Dear child. This is your new life now.
Well, Feather, what are you waiting for?
Polly's address, Matron.
-May I write to her today?
But you said. They promised her!
Do you think I'm a fool?
You can't play me, Feather.
I always win.
You lied to me.
Call it a lesson.
Learn it now, or you'll be sorry.
I am watching you.
Who's scared now, Feather?
'I'd lost my best friend and my battle with Matron went on.
'But if she ever thought she'd win, she was wrong.
'Like Polly, you can change your name,
'but you can't change the person inside.
'But until I found my mother, I didn't really know who I was inside.
'One day, I'd find the answers to all of my questions,
'and I'd find her.
'Then I wouldn't be the ghost of who I was any more. I'd be real.
'I'd be me.'
Jem's coming today, and he said, "Meet me by the gates at noon."
It looks like my brother, Jem.
Your uncle is the Earl?

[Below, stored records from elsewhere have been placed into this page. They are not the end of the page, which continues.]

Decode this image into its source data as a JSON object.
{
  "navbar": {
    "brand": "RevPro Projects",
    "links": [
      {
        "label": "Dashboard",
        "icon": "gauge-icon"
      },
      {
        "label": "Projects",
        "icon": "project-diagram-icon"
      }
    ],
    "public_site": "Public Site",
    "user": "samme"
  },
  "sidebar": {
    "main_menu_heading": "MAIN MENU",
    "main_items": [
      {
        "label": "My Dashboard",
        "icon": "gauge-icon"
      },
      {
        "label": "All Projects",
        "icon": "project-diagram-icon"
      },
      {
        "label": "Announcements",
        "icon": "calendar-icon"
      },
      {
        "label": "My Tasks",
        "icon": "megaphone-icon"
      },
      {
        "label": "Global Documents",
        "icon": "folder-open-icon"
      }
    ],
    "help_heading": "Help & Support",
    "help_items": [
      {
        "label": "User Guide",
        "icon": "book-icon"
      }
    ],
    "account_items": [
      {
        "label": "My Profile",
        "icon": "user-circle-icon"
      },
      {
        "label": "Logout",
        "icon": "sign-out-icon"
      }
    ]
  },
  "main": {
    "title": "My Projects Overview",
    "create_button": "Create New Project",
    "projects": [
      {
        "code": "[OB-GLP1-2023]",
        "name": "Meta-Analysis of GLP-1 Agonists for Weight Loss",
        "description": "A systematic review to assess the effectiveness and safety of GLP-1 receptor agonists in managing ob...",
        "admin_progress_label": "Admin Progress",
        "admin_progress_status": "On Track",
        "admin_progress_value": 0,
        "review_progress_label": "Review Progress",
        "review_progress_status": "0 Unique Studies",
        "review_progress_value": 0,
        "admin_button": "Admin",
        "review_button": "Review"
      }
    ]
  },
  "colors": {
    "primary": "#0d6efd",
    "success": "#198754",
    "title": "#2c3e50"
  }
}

Of Wellesley, yes.
Hetty's my family. If you want jam, ask your own sister.
I pray that the matter of your family inheritance
is soon resolved.
You kept your secrets from me.
Now you don't have any secrets any more.
He wants us to steal from the kitchen.
My letters from Jem.
What have you done with them?
Tell Hetty she can have it back when she brings us what we need.